Required action -
Copy out the data in full and exactly, passing over the pictures.

Collection entries:
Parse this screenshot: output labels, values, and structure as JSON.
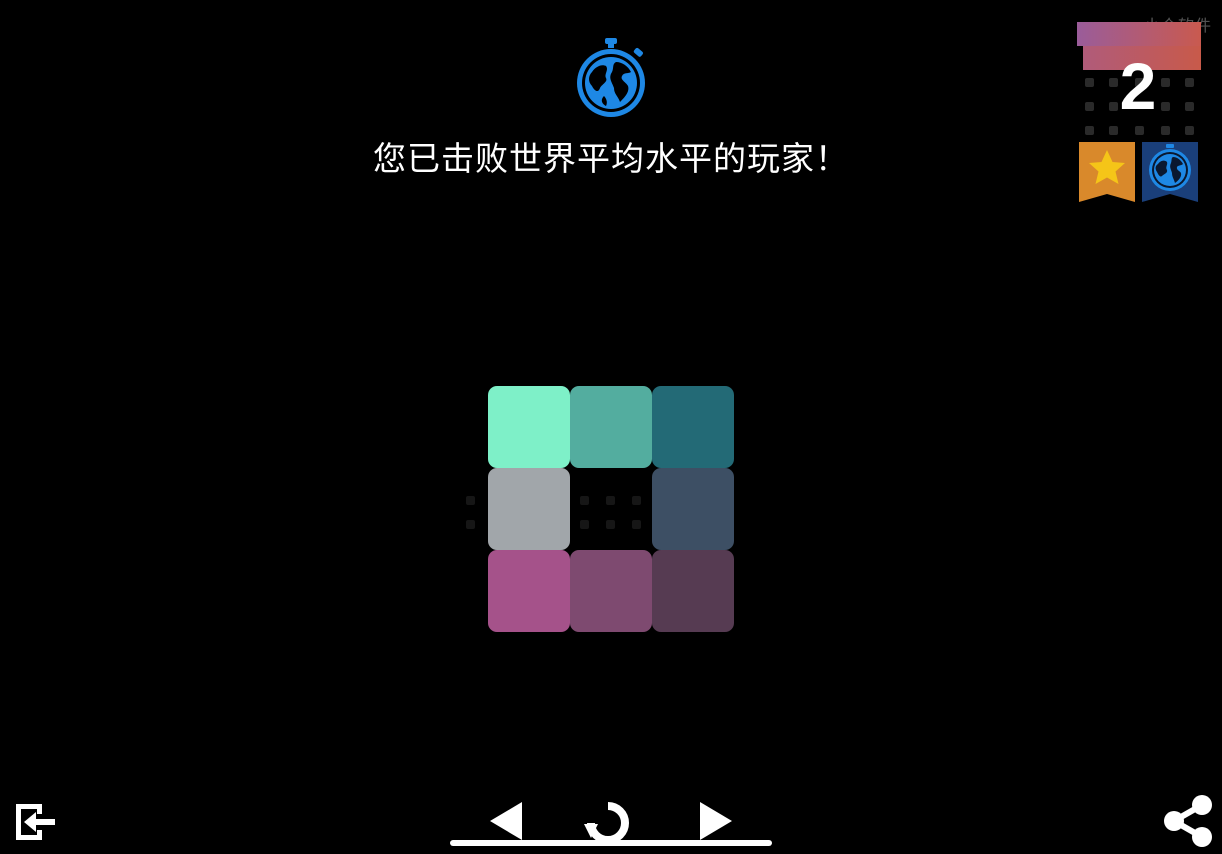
{
  "watermark": "小众软件",
  "result": {
    "message": "您已击败世界平均水平的玩家！",
    "icon": "stopwatch-globe-icon",
    "icon_color": "#1e88e5"
  },
  "level": {
    "number": "2",
    "badges": [
      {
        "name": "star-ribbon",
        "icon": "star-icon",
        "color": "#d9892b",
        "star_color": "#f5c518"
      },
      {
        "name": "globe-ribbon",
        "icon": "stopwatch-globe-icon",
        "color": "#1a3f7a"
      }
    ]
  },
  "board": {
    "rows": 3,
    "cols": 3,
    "tiles": [
      {
        "row": 0,
        "col": 0,
        "color": "#7ef0c8"
      },
      {
        "row": 0,
        "col": 1,
        "color": "#53ad9f"
      },
      {
        "row": 0,
        "col": 2,
        "color": "#236a76"
      },
      {
        "row": 1,
        "col": 0,
        "color": "#a1a6aa"
      },
      {
        "row": 1,
        "col": 2,
        "color": "#3d4f64"
      },
      {
        "row": 2,
        "col": 0,
        "color": "#a5528a"
      },
      {
        "row": 2,
        "col": 1,
        "color": "#7e4a70"
      },
      {
        "row": 2,
        "col": 2,
        "color": "#563b52"
      }
    ]
  },
  "controls": {
    "exit_icon": "exit-icon",
    "prev_icon": "triangle-left-icon",
    "restart_icon": "restart-icon",
    "next_icon": "triangle-right-icon",
    "share_icon": "share-icon"
  }
}
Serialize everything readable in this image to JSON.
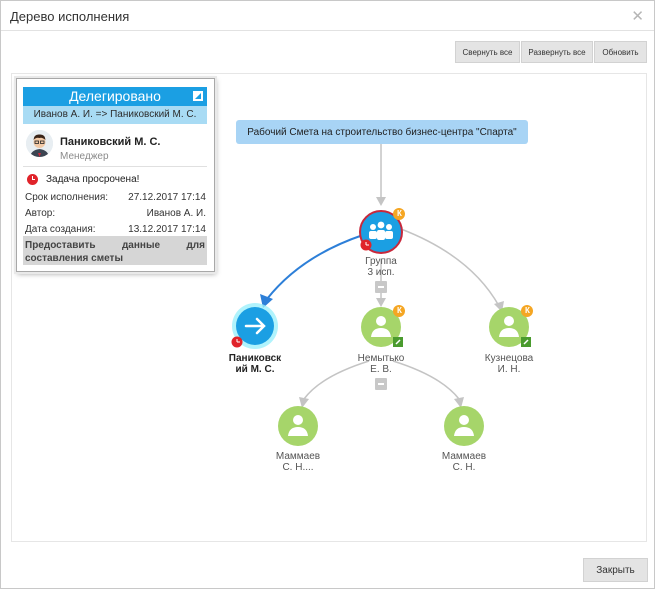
{
  "window": {
    "title": "Дерево исполнения",
    "close_icon": "close-icon"
  },
  "toolbar": {
    "collapse_all": "Свернуть все",
    "expand_all": "Развернуть все",
    "refresh": "Обновить"
  },
  "card": {
    "status": "Делегировано",
    "route": "Иванов А. И. => Паниковский М. С.",
    "name": "Паниковский М. С.",
    "role": "Менеджер",
    "overdue": "Задача просрочена!",
    "due_label": "Срок исполнения:",
    "due_value": "27.12.2017 17:14",
    "author_label": "Автор:",
    "author_value": "Иванов А. И.",
    "created_label": "Дата создания:",
    "created_value": "13.12.2017 17:14",
    "description": "Предоставить данные для составления сметы"
  },
  "tree": {
    "root": "Рабочий Смета на строительство бизнес-центра \"Спарта\"",
    "group_line1": "Группа",
    "group_line2": "3 исп.",
    "panikovsky_line1": "Паниковск",
    "panikovsky_line2": "ий М. С.",
    "nemytko_line1": "Немытько",
    "nemytko_line2": "Е. В.",
    "kuznetsova_line1": "Кузнецова",
    "kuznetsova_line2": "И. Н.",
    "mammaev1_line1": "Маммаев",
    "mammaev1_line2": "С. Н....",
    "mammaev2_line1": "Маммаев",
    "mammaev2_line2": "С. Н.",
    "badge_letter": "К"
  },
  "footer": {
    "close": "Закрыть"
  },
  "colors": {
    "accent_blue": "#1b9fe3",
    "light_blue": "#a8dbf4",
    "node_green": "#a6d56a",
    "overdue_red": "#e0232a",
    "badge_orange": "#f5a623",
    "arrow_blue": "#2d7fd8"
  }
}
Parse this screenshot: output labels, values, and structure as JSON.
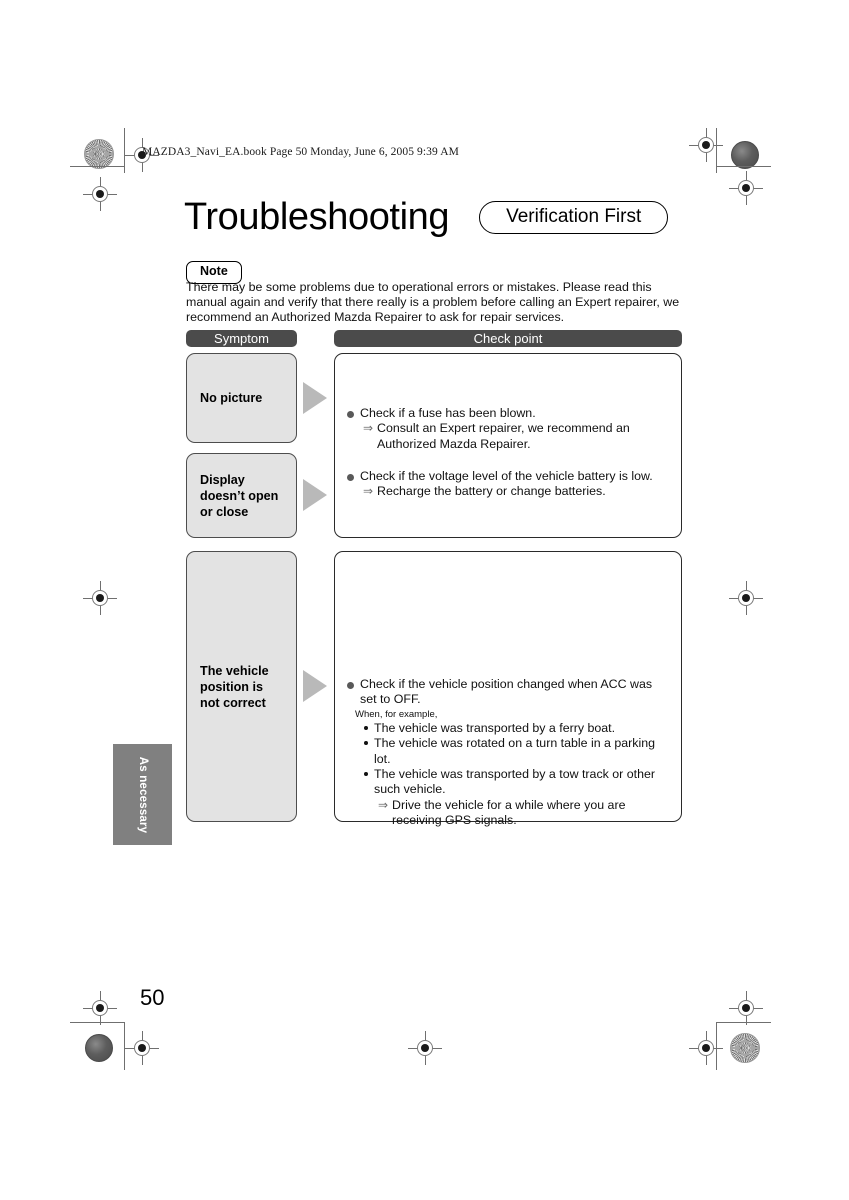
{
  "print_header": {
    "file_line": "MAZDA3_Navi_EA.book  Page 50  Monday, June 6, 2005  9:39 AM"
  },
  "header": {
    "title": "Troubleshooting",
    "pill_label": "Verification First"
  },
  "note": {
    "badge": "Note",
    "body": "There may be some problems due to operational errors or mistakes. Please read this manual again and verify that there really is a problem before calling an Expert repairer, we recommend an Authorized Mazda Repairer to ask for repair services."
  },
  "table": {
    "headers": {
      "symptom": "Symptom",
      "check_point": "Check point"
    },
    "symptoms": [
      {
        "label": "No picture"
      },
      {
        "label": "Display doesn’t open or close"
      },
      {
        "label": "The vehicle position is not correct"
      }
    ],
    "check_blocks": [
      {
        "groups": [
          {
            "bullet": "Check if a fuse has been blown.",
            "arrow": "Consult an Expert repairer, we recommend an Authorized Mazda Repairer."
          },
          {
            "bullet": "Check if the voltage level of the vehicle battery is low.",
            "arrow": "Recharge the battery or change batteries."
          }
        ]
      },
      {
        "groups": [
          {
            "bullet": "Check if the vehicle position changed when ACC was set to OFF.",
            "small_note": "When, for example,",
            "dashes": [
              "The vehicle was transported by a ferry boat.",
              "The vehicle was rotated on a turn table in a parking lot.",
              "The vehicle was transported by a tow track or other such vehicle."
            ],
            "arrow": "Drive the vehicle for a while where you are receiving GPS signals."
          }
        ]
      }
    ]
  },
  "side_tab": {
    "label": "As necessary"
  },
  "footer": {
    "page_number": "50"
  },
  "icons": {
    "bullet": "filled-disc-bullet",
    "sub_arrow": "⇨",
    "flow_arrow": "right-triangle-arrow"
  },
  "colors": {
    "header_bar": "#4b4b4b",
    "symptom_box": "#e3e3e3",
    "side_tab": "#808080",
    "arrow": "#b9b9b9"
  }
}
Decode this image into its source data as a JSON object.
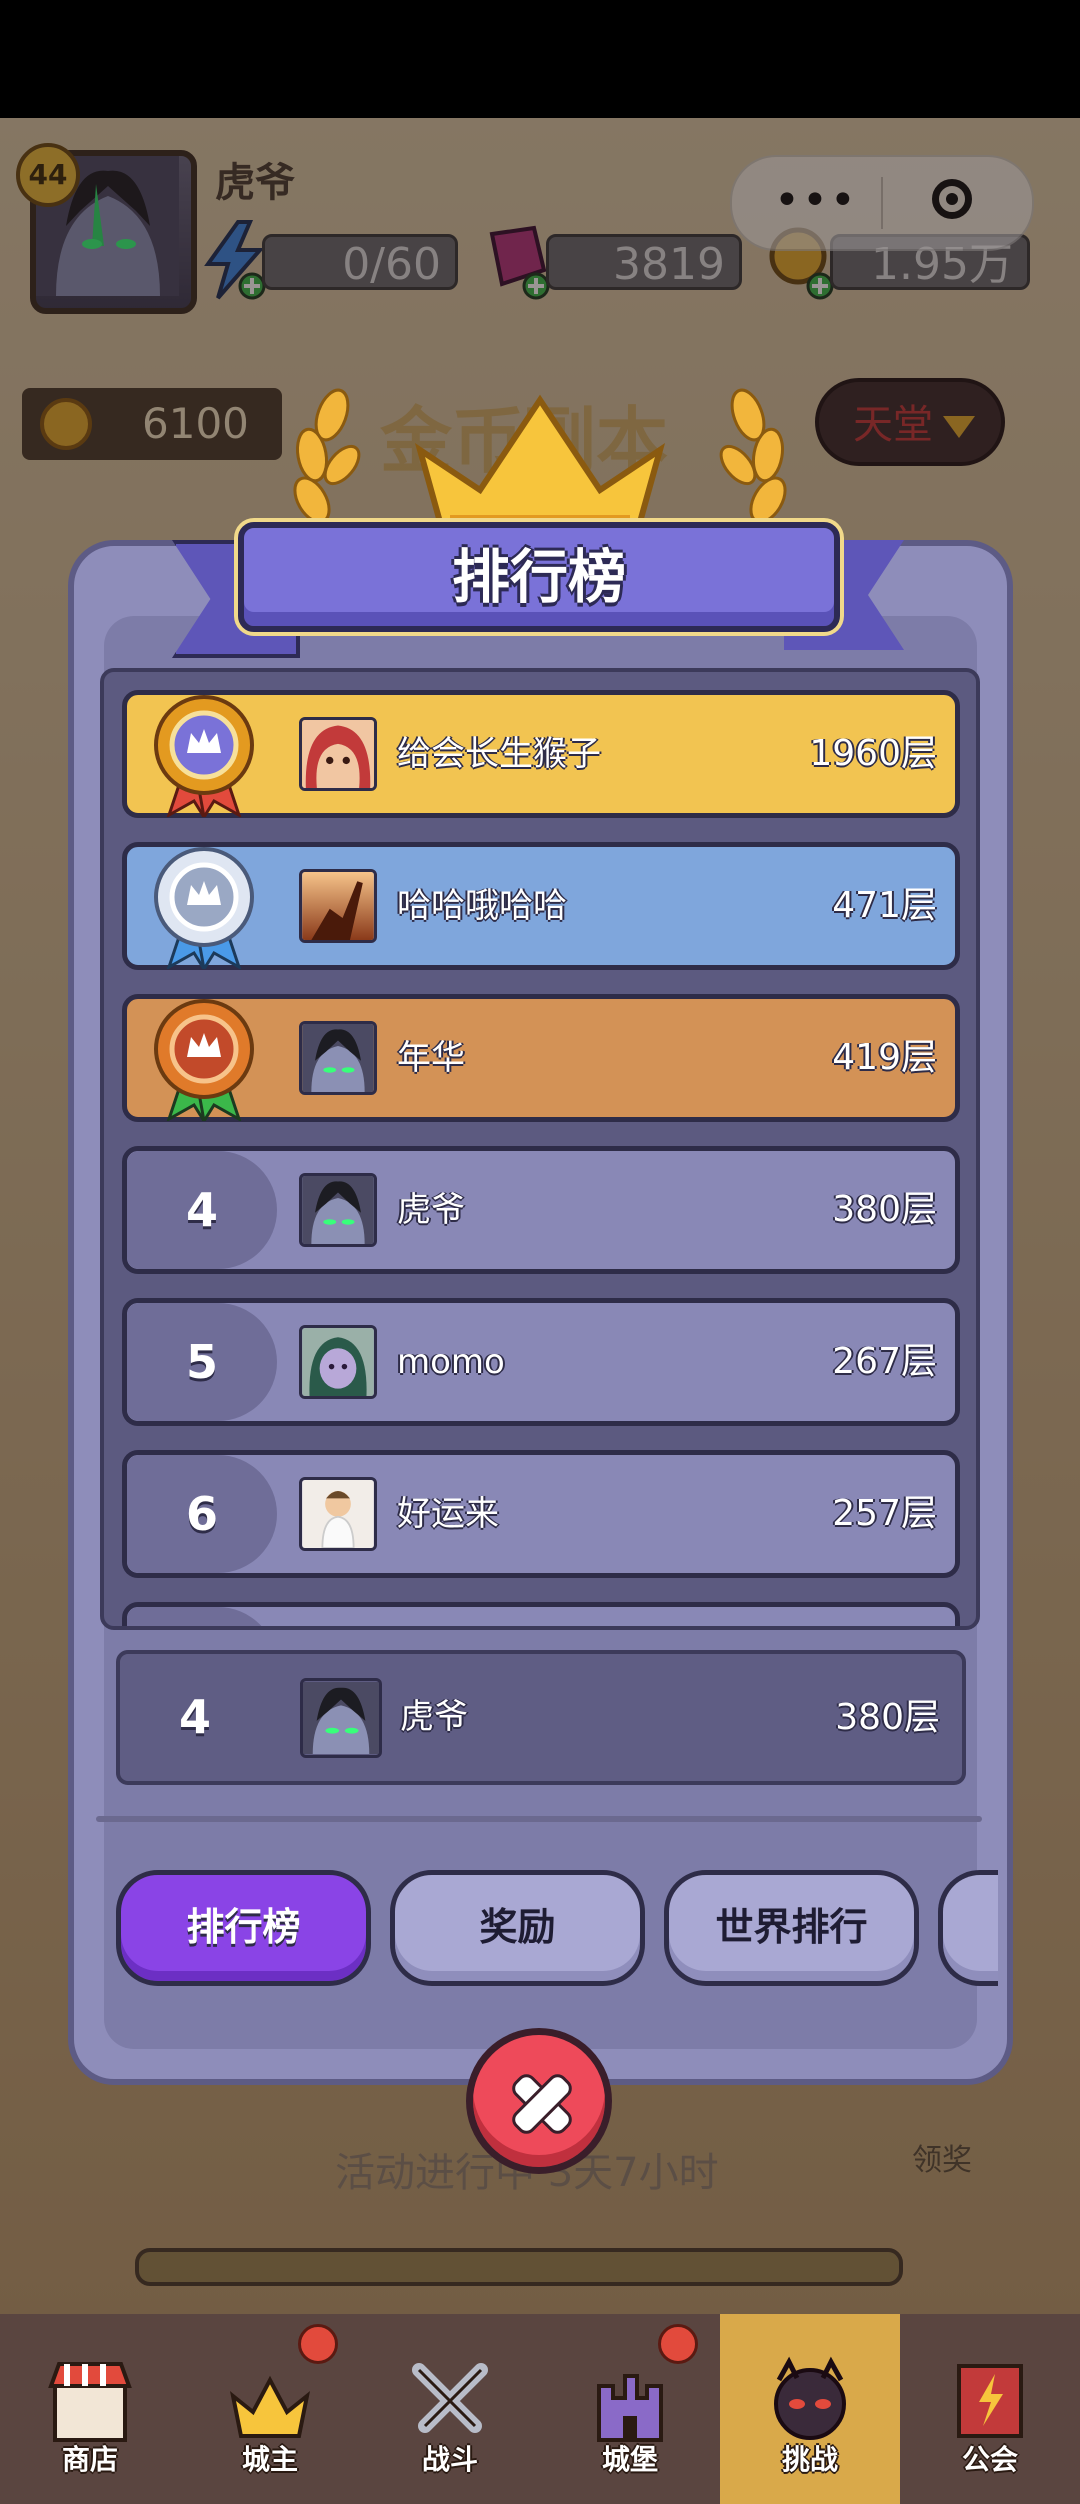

The answer -
Parse this screenshot: output labels, values, and structure as JSON.
{
  "watermark": "小众软件",
  "result": {
    "message": "您已击败世界平均水平的玩家！",
    "icon": "stopwatch-globe-icon",
    "icon_color": "#1e88e5"
  },
  "level": {
    "number": "2",
    "badges": [
      {
        "name": "star-ribbon",
        "icon": "star-icon",
        "color": "#d9892b",
        "star_color": "#f5c518"
      },
      {
        "name": "globe-ribbon",
        "icon": "stopwatch-globe-icon",
        "color": "#1a3f7a"
      }
    ]
  },
  "board": {
    "rows": 3,
    "cols": 3,
    "tiles": [
      {
        "row": 0,
        "col": 0,
        "color": "#7ef0c8"
      },
      {
        "row": 0,
        "col": 1,
        "color": "#53ad9f"
      },
      {
        "row": 0,
        "col": 2,
        "color": "#236a76"
      },
      {
        "row": 1,
        "col": 0,
        "color": "#a1a6aa"
      },
      {
        "row": 1,
        "col": 2,
        "color": "#3d4f64"
      },
      {
        "row": 2,
        "col": 0,
        "color": "#a5528a"
      },
      {
        "row": 2,
        "col": 1,
        "color": "#7e4a70"
      },
      {
        "row": 2,
        "col": 2,
        "color": "#563b52"
      }
    ]
  },
  "controls": {
    "exit_icon": "exit-icon",
    "prev_icon": "triangle-left-icon",
    "restart_icon": "restart-icon",
    "next_icon": "triangle-right-icon",
    "share_icon": "share-icon"
  }
}
Serialize everything readable in this image to JSON.
{
  "window": {
    "title": "Дерево исполнения",
    "close_icon": "close-icon"
  },
  "toolbar": {
    "collapse_all": "Свернуть все",
    "expand_all": "Развернуть все",
    "refresh": "Обновить"
  },
  "card": {
    "status": "Делегировано",
    "route": "Иванов А. И. => Паниковский М. С.",
    "name": "Паниковский М. С.",
    "role": "Менеджер",
    "overdue": "Задача просрочена!",
    "due_label": "Срок исполнения:",
    "due_value": "27.12.2017 17:14",
    "author_label": "Автор:",
    "author_value": "Иванов А. И.",
    "created_label": "Дата создания:",
    "created_value": "13.12.2017 17:14",
    "description": "Предоставить данные для составления сметы"
  },
  "tree": {
    "root": "Рабочий Смета на строительство бизнес-центра \"Спарта\"",
    "group_line1": "Группа",
    "group_line2": "3 исп.",
    "panikovsky_line1": "Паниковск",
    "panikovsky_line2": "ий М. С.",
    "nemytko_line1": "Немытько",
    "nemytko_line2": "Е. В.",
    "kuznetsova_line1": "Кузнецова",
    "kuznetsova_line2": "И. Н.",
    "mammaev1_line1": "Маммаев",
    "mammaev1_line2": "С. Н....",
    "mammaev2_line1": "Маммаев",
    "mammaev2_line2": "С. Н.",
    "badge_letter": "К"
  },
  "footer": {
    "close": "Закрыть"
  },
  "colors": {
    "accent_blue": "#1b9fe3",
    "light_blue": "#a8dbf4",
    "node_green": "#a6d56a",
    "overdue_red": "#e0232a",
    "badge_orange": "#f5a623",
    "arrow_blue": "#2d7fd8"
  }
}
Parse this screenshot: output labels, values, and structure as JSON.
{
  "print_header": {
    "file_line": "MAZDA3_Navi_EA.book  Page 50  Monday, June 6, 2005  9:39 AM"
  },
  "header": {
    "title": "Troubleshooting",
    "pill_label": "Verification First"
  },
  "note": {
    "badge": "Note",
    "body": "There may be some problems due to operational errors or mistakes. Please read this manual again and verify that there really is a problem before calling an Expert repairer, we recommend an Authorized Mazda Repairer to ask for repair services."
  },
  "table": {
    "headers": {
      "symptom": "Symptom",
      "check_point": "Check point"
    },
    "symptoms": [
      {
        "label": "No picture"
      },
      {
        "label": "Display doesn’t open or close"
      },
      {
        "label": "The vehicle position is not correct"
      }
    ],
    "check_blocks": [
      {
        "groups": [
          {
            "bullet": "Check if a fuse has been blown.",
            "arrow": "Consult an Expert repairer, we recommend an Authorized Mazda Repairer."
          },
          {
            "bullet": "Check if the voltage level of the vehicle battery is low.",
            "arrow": "Recharge the battery or change batteries."
          }
        ]
      },
      {
        "groups": [
          {
            "bullet": "Check if the vehicle position changed when ACC was set to OFF.",
            "small_note": "When, for example,",
            "dashes": [
              "The vehicle was transported by a ferry boat.",
              "The vehicle was rotated on a turn table in a parking lot.",
              "The vehicle was transported by a tow track or other such vehicle."
            ],
            "arrow": "Drive the vehicle for a while where you are receiving GPS signals."
          }
        ]
      }
    ]
  },
  "side_tab": {
    "label": "As necessary"
  },
  "footer": {
    "page_number": "50"
  },
  "icons": {
    "bullet": "filled-disc-bullet",
    "sub_arrow": "⇨",
    "flow_arrow": "right-triangle-arrow"
  },
  "colors": {
    "header_bar": "#4b4b4b",
    "symptom_box": "#e3e3e3",
    "side_tab": "#808080",
    "arrow": "#b9b9b9"
  }
}
Decode this image into its source data as a JSON object.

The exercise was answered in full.